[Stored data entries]
______________________________

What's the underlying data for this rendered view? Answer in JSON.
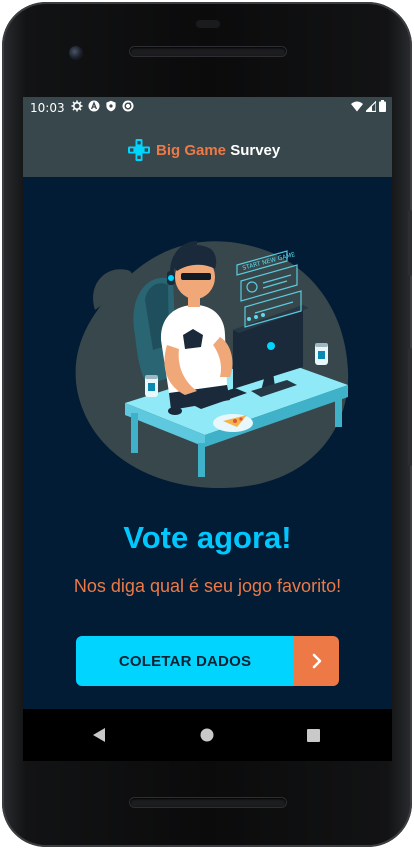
{
  "status_bar": {
    "time": "10:03",
    "left_icons": [
      "settings-icon",
      "a-badge-icon",
      "shield-icon",
      "sync-icon"
    ],
    "right_icons": [
      "wifi-icon",
      "signal-icon",
      "battery-icon"
    ]
  },
  "app_bar": {
    "brand_part1": "Big Game",
    "brand_part2": "Survey",
    "logo_icon": "gamepad-cross-icon"
  },
  "hero": {
    "illustration": "gamer-at-desk-illustration",
    "screen_banner_text": "START NEW GAME"
  },
  "main": {
    "headline": "Vote agora!",
    "subtitle": "Nos diga qual é seu jogo favorito!",
    "cta_label": "COLETAR DADOS",
    "cta_icon": "chevron-right-icon"
  },
  "nav_bar": {
    "buttons": [
      "back-icon",
      "home-icon",
      "recents-icon"
    ]
  },
  "colors": {
    "accent_cyan": "#00c8ff",
    "accent_orange": "#ed7947",
    "background": "#011c34",
    "app_bar": "#37474b"
  }
}
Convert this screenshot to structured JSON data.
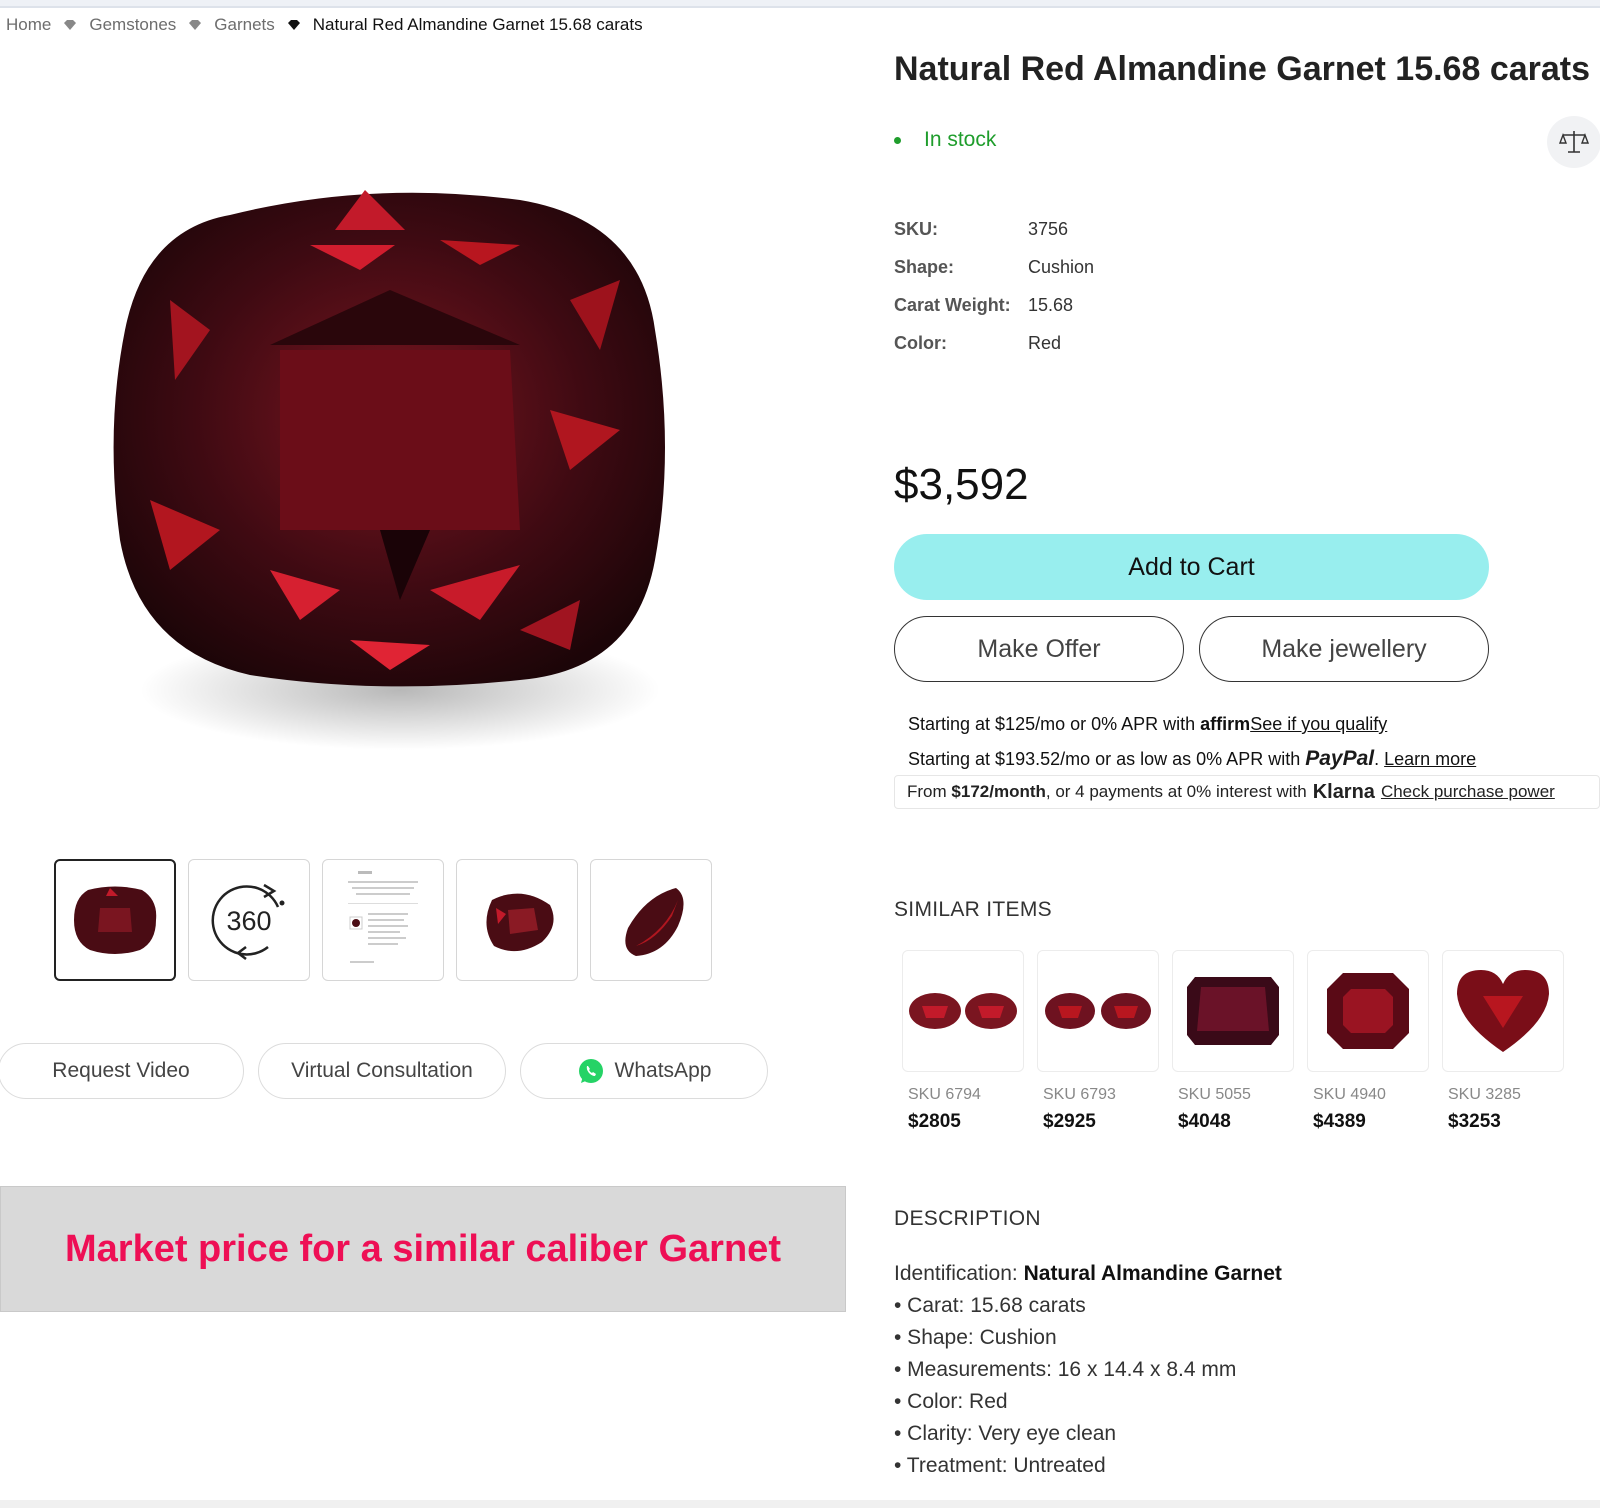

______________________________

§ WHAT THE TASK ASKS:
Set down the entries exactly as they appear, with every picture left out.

§ EXPECTED ANSWER:
What's the underlying data for this rendered view? Answer in JSON.
{
  "status_bar": {
    "time": "10:03",
    "left_icons": [
      "settings-icon",
      "a-badge-icon",
      "shield-icon",
      "sync-icon"
    ],
    "right_icons": [
      "wifi-icon",
      "signal-icon",
      "battery-icon"
    ]
  },
  "app_bar": {
    "brand_part1": "Big Game",
    "brand_part2": "Survey",
    "logo_icon": "gamepad-cross-icon"
  },
  "hero": {
    "illustration": "gamer-at-desk-illustration",
    "screen_banner_text": "START NEW GAME"
  },
  "main": {
    "headline": "Vote agora!",
    "subtitle": "Nos diga qual é seu jogo favorito!",
    "cta_label": "COLETAR DADOS",
    "cta_icon": "chevron-right-icon"
  },
  "nav_bar": {
    "buttons": [
      "back-icon",
      "home-icon",
      "recents-icon"
    ]
  },
  "colors": {
    "accent_cyan": "#00c8ff",
    "accent_orange": "#ed7947",
    "background": "#011c34",
    "app_bar": "#37474b"
  }
}
Convert this screenshot to structured JSON data.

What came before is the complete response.